Dr. Todd Osborne

Project Title
Fish Behavior in Coastal Wetlands
Time Commitment
6-10 hours/week
Research Credit, Unpaid
Possible Co-Authorship
Project Description
Our research aims to compare the quality of fish habitat of saltmarsh and mangroves for feeding and refuge. This is important because with climate change mangroves are moving northward and intruding into saltmarsh. Although these systems have been attributed with many of the same ecosystem services little research has been done to compare how these systems are used by faunal communities. Fish are particularly important in coastal ecosystem by transferring nutrients from feeding in tidal inundated wetlands to the marine environment. Changing from a grassy to a woody vegetation may have important consequences on the ability of fish to successfully hunt for prey and inversely hide from predators, changing the flow of nutrients and ecosystem structures. To determine the effect of changing vegetation on fish feeding and refuge we will be conducting lab tank experiments. Tank will be set up as a choice arena with Spartina alternaflora (smooth cordgrass), Avicennia germinans (black mangroves), and Rhizophora mangle (red mangrove). Arena will be used to test prey fish affinity for each habitat both with and without the presence of a predatory fish, as well as predatory fish ability to successfully hunt in each vegetation type. We are looking for someone who would be interested in analyze fish behavior from videos (counting number of fish captured in the videos, whether they are traveling in a school, attempting to forage, and how long they spending the frame of the camera). If interested there is potential to travel to the Whitney Lab for Marine Biosciences to see the experiment in person, or to help with related fieldwork.

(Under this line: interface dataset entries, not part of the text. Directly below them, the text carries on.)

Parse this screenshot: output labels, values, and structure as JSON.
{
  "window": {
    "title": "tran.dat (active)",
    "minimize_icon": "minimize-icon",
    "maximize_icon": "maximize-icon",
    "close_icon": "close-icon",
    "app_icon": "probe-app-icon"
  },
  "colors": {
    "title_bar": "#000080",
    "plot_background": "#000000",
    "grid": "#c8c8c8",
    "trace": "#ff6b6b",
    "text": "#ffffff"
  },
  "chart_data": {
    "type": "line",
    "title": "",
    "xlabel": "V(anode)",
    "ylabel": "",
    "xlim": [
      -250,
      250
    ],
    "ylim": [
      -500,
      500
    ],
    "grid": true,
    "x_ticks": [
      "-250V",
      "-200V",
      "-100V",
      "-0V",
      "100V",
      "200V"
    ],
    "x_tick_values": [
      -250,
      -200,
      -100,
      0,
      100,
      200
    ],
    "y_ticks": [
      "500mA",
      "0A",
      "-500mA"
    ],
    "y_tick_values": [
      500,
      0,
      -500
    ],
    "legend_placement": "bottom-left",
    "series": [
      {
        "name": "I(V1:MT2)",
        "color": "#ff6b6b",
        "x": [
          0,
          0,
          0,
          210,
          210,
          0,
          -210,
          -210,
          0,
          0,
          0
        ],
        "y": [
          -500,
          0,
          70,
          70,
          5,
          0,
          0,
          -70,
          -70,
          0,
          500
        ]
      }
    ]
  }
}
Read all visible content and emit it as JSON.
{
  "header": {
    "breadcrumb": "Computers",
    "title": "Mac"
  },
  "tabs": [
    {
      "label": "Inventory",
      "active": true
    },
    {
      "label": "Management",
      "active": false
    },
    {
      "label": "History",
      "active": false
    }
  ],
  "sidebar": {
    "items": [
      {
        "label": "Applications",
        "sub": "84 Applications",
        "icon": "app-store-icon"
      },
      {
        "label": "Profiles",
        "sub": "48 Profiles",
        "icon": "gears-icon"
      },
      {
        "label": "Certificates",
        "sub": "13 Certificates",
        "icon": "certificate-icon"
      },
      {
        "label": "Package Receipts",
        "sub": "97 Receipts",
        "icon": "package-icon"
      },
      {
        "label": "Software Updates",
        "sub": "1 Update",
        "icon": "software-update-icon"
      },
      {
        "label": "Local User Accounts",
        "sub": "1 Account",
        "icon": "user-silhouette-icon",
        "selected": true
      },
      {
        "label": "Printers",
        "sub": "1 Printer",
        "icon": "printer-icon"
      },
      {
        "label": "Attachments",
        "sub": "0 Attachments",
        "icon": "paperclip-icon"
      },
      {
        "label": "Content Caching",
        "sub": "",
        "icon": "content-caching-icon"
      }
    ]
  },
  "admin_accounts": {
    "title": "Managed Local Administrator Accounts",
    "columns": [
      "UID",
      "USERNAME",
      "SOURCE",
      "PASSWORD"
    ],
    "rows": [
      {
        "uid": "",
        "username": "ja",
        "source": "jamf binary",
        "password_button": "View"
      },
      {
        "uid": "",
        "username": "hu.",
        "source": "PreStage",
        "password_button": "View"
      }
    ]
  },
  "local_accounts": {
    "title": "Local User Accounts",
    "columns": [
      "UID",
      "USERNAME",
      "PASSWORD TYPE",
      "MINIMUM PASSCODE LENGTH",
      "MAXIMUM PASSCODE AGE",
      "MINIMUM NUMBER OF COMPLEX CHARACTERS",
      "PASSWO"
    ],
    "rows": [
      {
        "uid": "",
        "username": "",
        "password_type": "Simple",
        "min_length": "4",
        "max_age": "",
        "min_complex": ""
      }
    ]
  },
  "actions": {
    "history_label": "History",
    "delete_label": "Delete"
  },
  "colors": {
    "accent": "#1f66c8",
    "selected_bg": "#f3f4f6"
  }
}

If interested or if you have any questions please contact Julie Walker: julie.walker@ufl.edu

Contact Info

Email: julie.walker@ufl.edu

Phone: (240) 434-2215